EXERCISE GOAL: Find every line of the records that has "with" and return it.

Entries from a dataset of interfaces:
▼
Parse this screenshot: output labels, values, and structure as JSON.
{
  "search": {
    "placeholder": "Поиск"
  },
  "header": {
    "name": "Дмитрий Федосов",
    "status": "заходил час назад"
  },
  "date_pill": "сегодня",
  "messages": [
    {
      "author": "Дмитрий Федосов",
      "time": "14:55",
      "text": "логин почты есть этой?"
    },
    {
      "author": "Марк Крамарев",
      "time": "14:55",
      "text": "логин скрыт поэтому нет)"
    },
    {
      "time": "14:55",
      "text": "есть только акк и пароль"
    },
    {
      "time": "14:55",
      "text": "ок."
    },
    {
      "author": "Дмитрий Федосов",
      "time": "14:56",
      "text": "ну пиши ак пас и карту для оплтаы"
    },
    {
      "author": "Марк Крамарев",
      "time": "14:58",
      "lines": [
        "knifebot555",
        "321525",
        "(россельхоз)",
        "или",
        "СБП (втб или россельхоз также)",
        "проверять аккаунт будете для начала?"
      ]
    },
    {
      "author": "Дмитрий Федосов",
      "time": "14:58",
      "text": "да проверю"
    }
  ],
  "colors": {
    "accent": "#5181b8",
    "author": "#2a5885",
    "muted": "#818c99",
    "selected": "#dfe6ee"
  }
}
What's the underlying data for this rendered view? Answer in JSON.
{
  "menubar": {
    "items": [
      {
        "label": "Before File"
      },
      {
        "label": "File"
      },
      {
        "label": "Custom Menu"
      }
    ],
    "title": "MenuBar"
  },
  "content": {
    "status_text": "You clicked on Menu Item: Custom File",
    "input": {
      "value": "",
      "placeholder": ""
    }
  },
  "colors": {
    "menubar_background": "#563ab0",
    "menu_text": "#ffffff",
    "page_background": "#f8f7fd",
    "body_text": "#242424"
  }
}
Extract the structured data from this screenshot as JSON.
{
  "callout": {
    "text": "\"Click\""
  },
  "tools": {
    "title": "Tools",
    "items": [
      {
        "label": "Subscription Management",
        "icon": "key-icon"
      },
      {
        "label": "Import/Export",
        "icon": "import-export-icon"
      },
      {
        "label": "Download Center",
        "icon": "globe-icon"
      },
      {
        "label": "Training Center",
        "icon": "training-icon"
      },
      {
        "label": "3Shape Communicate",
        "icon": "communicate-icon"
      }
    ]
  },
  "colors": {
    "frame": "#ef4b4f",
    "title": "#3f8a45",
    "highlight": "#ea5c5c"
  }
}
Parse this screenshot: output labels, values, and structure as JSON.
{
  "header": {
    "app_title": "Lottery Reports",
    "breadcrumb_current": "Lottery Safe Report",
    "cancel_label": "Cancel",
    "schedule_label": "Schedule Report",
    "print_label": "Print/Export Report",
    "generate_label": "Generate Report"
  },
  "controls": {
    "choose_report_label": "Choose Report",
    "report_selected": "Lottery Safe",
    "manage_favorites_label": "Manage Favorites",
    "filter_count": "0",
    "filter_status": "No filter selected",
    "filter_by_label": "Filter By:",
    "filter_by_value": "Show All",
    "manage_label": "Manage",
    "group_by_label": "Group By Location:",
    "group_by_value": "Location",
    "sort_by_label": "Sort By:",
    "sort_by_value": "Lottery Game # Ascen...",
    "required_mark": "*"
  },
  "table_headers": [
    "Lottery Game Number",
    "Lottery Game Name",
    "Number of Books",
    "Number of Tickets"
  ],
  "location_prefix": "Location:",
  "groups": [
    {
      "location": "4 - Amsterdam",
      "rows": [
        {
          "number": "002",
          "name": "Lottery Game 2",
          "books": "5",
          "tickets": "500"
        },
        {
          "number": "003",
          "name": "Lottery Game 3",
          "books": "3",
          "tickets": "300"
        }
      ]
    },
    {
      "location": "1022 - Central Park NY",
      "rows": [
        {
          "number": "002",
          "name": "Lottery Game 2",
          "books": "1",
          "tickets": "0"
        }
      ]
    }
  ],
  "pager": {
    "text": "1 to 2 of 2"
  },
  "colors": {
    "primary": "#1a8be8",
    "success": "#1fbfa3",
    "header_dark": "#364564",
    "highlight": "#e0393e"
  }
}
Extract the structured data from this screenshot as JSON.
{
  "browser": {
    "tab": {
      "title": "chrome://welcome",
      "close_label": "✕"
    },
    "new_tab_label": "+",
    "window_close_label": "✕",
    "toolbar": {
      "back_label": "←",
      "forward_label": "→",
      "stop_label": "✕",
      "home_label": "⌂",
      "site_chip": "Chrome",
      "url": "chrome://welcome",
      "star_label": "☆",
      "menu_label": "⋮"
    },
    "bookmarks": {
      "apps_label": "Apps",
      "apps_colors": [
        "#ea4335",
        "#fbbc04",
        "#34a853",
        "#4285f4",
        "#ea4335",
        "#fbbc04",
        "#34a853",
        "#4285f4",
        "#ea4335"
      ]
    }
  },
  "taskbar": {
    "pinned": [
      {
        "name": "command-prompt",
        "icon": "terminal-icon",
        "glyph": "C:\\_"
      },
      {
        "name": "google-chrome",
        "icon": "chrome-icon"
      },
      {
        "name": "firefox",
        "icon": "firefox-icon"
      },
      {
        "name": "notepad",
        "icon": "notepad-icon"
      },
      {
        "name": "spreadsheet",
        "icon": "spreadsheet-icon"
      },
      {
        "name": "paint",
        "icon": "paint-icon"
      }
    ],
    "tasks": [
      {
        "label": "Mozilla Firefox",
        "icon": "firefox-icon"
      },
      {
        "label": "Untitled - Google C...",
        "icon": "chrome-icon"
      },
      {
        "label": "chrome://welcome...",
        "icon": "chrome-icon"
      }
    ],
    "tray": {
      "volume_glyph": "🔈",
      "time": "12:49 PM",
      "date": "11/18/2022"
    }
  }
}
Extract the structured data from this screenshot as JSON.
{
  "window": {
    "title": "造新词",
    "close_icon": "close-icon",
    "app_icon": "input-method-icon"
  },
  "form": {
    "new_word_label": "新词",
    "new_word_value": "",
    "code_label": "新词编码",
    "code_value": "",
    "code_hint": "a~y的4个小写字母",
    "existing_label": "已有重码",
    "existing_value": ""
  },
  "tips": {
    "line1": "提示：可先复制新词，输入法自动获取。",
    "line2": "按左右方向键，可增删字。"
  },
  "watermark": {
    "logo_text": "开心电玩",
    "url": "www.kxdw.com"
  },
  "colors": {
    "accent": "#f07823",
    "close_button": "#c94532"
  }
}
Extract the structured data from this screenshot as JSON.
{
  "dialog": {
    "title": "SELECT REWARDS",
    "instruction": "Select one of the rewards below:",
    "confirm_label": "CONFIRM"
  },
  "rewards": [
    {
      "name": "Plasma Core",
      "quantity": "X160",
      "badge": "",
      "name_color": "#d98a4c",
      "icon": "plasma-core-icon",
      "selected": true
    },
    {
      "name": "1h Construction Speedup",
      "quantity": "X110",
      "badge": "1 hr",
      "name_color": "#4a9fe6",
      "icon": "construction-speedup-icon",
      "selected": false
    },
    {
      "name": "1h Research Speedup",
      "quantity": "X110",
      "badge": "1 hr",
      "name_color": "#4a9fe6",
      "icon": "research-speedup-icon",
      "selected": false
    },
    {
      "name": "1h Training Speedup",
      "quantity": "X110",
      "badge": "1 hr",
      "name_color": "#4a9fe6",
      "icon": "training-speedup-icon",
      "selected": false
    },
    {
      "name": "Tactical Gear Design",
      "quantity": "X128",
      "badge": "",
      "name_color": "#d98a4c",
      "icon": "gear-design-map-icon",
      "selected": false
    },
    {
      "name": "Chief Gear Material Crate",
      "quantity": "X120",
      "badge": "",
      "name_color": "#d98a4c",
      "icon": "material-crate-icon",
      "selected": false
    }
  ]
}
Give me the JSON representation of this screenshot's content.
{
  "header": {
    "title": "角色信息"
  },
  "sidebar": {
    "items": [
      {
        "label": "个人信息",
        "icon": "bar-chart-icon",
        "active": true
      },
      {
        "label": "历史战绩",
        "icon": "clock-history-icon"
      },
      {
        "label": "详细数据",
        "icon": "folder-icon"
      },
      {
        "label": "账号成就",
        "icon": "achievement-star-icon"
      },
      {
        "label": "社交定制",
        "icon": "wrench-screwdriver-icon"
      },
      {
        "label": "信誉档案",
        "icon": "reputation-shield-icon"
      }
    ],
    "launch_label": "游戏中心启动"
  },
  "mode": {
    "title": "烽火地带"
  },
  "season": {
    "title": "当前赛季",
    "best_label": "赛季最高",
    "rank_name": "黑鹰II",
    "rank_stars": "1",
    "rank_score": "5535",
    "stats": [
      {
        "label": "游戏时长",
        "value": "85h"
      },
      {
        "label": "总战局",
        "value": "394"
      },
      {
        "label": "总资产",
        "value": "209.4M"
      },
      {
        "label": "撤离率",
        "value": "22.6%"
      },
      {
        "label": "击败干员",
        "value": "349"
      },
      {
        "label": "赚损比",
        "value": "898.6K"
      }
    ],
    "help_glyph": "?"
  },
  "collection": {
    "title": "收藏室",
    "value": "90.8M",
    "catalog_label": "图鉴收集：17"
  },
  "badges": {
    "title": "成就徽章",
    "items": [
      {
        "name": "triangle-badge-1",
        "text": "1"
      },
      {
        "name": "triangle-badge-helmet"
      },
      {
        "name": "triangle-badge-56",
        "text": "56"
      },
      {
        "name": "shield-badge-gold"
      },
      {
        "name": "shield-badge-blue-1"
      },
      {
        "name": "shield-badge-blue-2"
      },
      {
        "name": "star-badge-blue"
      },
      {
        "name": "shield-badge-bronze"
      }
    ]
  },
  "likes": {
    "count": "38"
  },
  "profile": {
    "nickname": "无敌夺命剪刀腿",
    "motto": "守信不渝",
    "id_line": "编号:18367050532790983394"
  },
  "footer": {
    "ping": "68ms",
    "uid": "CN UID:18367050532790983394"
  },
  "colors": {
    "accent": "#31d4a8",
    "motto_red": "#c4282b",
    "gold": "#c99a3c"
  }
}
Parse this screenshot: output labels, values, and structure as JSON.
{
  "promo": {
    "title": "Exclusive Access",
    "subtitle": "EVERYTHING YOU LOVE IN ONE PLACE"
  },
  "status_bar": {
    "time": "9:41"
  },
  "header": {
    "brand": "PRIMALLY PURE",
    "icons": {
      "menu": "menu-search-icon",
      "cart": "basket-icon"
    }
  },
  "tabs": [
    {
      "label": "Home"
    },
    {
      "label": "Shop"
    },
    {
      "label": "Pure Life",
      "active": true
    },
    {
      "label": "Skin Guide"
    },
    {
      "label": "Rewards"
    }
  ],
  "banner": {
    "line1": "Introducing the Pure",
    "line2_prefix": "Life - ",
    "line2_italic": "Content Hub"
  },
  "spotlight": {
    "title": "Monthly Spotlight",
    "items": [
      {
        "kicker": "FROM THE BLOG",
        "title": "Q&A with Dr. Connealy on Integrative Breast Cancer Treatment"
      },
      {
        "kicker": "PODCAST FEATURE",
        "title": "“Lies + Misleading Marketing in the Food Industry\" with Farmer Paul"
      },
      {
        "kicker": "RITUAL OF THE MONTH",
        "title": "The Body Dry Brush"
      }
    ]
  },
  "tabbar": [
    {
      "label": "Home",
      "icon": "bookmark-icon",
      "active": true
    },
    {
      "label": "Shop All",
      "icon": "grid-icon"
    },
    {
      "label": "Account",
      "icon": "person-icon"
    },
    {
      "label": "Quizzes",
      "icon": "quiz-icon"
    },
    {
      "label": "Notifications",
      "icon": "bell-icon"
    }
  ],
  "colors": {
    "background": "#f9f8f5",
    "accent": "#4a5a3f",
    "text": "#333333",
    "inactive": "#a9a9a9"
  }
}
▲
EXPECTED ANSWER:
        "title": "Q&A with Dr. Connealy on Integrative Breast Cancer Treatment"
        "title": "“Lies + Misleading Marketing in the Food Industry\" with Farmer Paul"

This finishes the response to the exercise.